• Source material
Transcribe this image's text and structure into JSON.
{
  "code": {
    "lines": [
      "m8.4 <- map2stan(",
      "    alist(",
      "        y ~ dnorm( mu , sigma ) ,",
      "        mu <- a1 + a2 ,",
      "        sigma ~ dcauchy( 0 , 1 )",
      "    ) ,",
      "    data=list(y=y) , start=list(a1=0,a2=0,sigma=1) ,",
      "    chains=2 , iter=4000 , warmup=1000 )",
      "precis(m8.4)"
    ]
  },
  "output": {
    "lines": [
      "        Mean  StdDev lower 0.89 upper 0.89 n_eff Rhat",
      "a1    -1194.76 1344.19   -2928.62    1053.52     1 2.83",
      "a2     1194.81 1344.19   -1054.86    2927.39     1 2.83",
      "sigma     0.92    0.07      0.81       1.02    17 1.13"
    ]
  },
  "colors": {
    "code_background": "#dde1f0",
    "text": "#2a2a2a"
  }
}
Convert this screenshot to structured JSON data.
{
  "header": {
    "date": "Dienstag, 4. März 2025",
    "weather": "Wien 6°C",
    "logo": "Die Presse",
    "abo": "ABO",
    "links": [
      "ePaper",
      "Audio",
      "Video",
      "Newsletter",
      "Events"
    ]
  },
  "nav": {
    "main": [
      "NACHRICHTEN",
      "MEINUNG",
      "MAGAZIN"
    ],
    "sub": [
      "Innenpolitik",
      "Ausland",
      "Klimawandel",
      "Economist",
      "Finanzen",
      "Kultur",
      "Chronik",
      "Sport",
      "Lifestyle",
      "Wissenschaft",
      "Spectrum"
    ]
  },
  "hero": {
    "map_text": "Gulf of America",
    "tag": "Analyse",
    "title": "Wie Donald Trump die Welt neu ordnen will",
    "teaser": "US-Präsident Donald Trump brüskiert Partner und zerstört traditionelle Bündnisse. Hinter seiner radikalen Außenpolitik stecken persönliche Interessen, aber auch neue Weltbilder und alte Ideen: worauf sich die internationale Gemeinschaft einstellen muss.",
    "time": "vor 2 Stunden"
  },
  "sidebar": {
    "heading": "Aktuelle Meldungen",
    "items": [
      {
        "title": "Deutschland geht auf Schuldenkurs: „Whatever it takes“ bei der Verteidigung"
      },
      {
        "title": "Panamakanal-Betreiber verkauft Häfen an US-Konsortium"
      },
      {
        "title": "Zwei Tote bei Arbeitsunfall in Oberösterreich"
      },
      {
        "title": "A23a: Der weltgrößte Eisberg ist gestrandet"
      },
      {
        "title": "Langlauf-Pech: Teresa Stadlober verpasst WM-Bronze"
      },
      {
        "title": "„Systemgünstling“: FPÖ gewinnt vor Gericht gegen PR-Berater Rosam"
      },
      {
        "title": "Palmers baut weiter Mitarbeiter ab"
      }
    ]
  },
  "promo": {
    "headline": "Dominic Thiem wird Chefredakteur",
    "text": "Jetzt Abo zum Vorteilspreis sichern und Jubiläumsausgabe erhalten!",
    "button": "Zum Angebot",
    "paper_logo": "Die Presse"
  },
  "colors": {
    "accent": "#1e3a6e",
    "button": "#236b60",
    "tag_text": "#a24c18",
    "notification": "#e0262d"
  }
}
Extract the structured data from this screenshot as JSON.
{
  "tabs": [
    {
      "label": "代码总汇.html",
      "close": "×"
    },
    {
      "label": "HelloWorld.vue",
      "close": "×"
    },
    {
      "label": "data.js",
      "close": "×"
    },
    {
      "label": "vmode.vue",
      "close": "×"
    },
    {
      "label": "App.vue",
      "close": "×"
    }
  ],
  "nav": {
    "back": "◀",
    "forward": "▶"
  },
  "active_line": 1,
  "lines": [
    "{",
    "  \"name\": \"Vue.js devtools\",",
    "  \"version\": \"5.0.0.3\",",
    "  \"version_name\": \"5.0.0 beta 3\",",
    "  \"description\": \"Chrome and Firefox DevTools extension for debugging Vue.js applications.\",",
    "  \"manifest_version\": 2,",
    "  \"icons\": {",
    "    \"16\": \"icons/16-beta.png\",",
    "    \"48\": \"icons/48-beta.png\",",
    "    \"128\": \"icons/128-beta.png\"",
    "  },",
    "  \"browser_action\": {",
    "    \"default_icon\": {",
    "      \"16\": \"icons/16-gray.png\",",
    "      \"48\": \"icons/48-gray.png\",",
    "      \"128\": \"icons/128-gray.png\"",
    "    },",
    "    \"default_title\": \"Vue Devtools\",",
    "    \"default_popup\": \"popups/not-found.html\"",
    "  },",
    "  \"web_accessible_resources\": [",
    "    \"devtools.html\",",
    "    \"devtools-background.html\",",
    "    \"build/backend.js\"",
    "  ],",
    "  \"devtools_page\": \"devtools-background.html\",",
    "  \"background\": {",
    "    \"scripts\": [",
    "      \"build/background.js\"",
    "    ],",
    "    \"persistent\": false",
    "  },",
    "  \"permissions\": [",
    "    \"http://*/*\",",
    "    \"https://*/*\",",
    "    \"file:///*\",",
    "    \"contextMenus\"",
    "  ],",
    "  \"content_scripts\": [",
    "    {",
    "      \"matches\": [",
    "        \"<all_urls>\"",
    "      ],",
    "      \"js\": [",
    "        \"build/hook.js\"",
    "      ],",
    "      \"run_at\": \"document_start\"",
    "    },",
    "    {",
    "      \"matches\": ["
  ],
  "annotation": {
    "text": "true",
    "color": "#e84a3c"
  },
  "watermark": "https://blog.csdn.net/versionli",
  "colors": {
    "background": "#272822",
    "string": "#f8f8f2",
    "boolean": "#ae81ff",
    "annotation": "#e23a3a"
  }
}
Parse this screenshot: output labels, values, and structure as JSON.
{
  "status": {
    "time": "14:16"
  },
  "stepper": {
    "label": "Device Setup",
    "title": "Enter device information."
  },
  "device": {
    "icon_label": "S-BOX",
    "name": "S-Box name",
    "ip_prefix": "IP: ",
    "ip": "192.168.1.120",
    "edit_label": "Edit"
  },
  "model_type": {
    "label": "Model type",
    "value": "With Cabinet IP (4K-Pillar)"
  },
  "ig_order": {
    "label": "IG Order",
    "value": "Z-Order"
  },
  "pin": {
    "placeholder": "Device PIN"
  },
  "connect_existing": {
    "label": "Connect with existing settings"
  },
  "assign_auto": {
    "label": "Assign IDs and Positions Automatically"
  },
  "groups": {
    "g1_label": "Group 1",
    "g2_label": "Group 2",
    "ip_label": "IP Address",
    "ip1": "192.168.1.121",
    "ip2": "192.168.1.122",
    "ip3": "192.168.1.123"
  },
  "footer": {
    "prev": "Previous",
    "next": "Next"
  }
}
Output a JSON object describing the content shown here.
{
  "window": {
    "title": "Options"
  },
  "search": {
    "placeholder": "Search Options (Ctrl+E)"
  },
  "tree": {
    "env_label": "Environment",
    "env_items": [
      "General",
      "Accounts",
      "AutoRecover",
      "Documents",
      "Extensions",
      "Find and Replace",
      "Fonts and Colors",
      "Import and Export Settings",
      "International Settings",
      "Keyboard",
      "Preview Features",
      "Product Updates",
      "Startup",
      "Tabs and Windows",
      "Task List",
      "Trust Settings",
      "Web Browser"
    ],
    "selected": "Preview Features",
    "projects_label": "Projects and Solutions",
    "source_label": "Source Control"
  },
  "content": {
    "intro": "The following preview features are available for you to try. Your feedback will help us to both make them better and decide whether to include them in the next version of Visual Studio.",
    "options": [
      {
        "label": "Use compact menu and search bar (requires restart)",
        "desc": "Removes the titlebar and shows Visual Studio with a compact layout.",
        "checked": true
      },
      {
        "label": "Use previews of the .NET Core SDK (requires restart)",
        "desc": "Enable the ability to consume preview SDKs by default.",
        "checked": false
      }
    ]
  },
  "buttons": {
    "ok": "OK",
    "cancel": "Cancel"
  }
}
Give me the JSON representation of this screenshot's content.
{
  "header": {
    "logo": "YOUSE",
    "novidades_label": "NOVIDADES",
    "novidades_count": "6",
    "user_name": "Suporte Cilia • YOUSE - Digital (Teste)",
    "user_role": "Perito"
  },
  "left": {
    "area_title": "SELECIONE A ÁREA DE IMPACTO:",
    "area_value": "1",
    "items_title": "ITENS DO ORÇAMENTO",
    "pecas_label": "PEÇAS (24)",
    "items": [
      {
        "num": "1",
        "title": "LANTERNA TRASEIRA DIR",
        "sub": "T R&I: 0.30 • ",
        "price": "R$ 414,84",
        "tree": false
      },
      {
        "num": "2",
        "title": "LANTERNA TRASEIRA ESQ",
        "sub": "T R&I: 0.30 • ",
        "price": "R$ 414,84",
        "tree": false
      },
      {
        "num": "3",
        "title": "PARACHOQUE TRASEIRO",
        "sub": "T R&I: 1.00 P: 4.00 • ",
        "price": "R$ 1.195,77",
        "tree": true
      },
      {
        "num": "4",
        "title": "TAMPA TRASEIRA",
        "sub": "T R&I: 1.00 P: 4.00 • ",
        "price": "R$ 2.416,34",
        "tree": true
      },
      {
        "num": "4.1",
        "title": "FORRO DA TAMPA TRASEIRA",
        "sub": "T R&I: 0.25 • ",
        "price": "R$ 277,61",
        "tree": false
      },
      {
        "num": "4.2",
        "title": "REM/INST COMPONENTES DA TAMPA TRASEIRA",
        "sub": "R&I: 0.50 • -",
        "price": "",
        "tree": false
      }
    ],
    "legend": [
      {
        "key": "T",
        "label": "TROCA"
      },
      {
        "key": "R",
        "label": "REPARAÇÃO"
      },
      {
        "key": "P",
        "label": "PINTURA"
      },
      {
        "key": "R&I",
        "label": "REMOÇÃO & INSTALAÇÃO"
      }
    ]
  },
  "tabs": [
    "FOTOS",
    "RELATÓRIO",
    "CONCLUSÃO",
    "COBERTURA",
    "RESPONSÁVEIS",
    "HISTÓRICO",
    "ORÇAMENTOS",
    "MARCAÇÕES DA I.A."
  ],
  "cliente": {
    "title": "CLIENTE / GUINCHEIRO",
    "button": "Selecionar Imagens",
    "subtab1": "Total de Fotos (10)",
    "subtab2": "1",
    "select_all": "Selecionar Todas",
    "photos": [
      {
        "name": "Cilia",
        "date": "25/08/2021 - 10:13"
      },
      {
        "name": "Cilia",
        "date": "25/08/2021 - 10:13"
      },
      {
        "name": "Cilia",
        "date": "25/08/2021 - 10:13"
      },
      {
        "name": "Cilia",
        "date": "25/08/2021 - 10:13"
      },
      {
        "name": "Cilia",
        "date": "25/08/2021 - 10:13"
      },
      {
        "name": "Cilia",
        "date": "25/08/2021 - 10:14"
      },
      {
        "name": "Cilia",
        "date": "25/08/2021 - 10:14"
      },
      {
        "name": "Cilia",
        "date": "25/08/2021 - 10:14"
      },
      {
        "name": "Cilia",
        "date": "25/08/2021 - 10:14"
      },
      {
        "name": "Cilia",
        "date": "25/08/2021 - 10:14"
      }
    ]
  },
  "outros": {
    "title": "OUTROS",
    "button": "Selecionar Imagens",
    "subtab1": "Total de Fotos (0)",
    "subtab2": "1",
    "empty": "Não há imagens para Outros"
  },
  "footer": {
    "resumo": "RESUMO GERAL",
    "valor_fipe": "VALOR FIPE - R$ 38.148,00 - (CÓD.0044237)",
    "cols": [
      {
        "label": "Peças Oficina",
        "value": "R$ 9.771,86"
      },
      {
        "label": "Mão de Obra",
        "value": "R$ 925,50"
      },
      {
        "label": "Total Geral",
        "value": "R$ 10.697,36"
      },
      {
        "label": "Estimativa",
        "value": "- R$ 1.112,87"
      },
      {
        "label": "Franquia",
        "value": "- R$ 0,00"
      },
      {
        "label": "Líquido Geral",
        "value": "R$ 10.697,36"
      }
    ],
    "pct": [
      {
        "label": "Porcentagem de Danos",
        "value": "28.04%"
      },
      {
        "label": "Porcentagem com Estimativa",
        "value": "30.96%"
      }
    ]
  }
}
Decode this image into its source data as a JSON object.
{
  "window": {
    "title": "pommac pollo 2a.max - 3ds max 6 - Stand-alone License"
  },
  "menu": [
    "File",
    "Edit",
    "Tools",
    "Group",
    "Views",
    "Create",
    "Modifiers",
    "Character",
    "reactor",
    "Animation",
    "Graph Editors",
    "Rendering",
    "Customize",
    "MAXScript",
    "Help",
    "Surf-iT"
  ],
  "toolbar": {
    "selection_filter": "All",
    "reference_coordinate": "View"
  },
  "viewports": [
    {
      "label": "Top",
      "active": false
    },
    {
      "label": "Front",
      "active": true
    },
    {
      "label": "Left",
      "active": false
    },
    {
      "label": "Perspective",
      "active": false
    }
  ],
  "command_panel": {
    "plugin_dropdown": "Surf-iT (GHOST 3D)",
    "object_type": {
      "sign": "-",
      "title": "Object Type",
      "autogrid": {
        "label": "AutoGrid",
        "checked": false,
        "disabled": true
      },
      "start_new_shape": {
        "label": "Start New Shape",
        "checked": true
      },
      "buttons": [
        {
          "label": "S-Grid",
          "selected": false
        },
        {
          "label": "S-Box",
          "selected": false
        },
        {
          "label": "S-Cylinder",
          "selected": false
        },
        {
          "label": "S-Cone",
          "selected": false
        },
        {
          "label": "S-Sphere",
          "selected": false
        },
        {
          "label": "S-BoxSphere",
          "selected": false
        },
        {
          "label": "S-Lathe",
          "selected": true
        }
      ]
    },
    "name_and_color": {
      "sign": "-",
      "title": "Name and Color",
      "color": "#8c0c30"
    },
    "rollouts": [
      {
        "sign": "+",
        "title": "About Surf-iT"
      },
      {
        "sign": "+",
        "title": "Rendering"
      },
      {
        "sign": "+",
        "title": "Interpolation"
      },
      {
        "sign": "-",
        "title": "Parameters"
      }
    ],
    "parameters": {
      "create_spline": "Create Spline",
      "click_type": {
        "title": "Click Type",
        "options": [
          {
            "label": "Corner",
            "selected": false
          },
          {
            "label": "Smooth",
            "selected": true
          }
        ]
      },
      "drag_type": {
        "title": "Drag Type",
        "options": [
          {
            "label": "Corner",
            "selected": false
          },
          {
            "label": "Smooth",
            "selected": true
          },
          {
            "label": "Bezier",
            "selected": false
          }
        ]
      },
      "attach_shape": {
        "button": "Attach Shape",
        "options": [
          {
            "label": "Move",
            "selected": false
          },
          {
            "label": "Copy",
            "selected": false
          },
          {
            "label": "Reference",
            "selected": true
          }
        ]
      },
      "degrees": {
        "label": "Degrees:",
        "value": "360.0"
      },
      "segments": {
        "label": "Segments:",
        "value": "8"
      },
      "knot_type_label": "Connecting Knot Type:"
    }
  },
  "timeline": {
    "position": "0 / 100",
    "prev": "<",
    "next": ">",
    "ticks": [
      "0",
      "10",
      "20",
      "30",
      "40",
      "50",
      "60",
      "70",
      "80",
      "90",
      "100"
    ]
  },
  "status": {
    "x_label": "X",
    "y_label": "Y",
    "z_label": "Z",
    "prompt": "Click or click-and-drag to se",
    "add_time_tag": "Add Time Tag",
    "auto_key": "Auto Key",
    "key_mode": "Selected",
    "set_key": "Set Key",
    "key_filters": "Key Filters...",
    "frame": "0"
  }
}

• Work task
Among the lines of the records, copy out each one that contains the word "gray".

• Worked solution
    "      \"16\": \"icons/16-gray.png\",",
    "      \"48\": \"icons/48-gray.png\",",
    "      \"128\": \"icons/128-gray.png\"",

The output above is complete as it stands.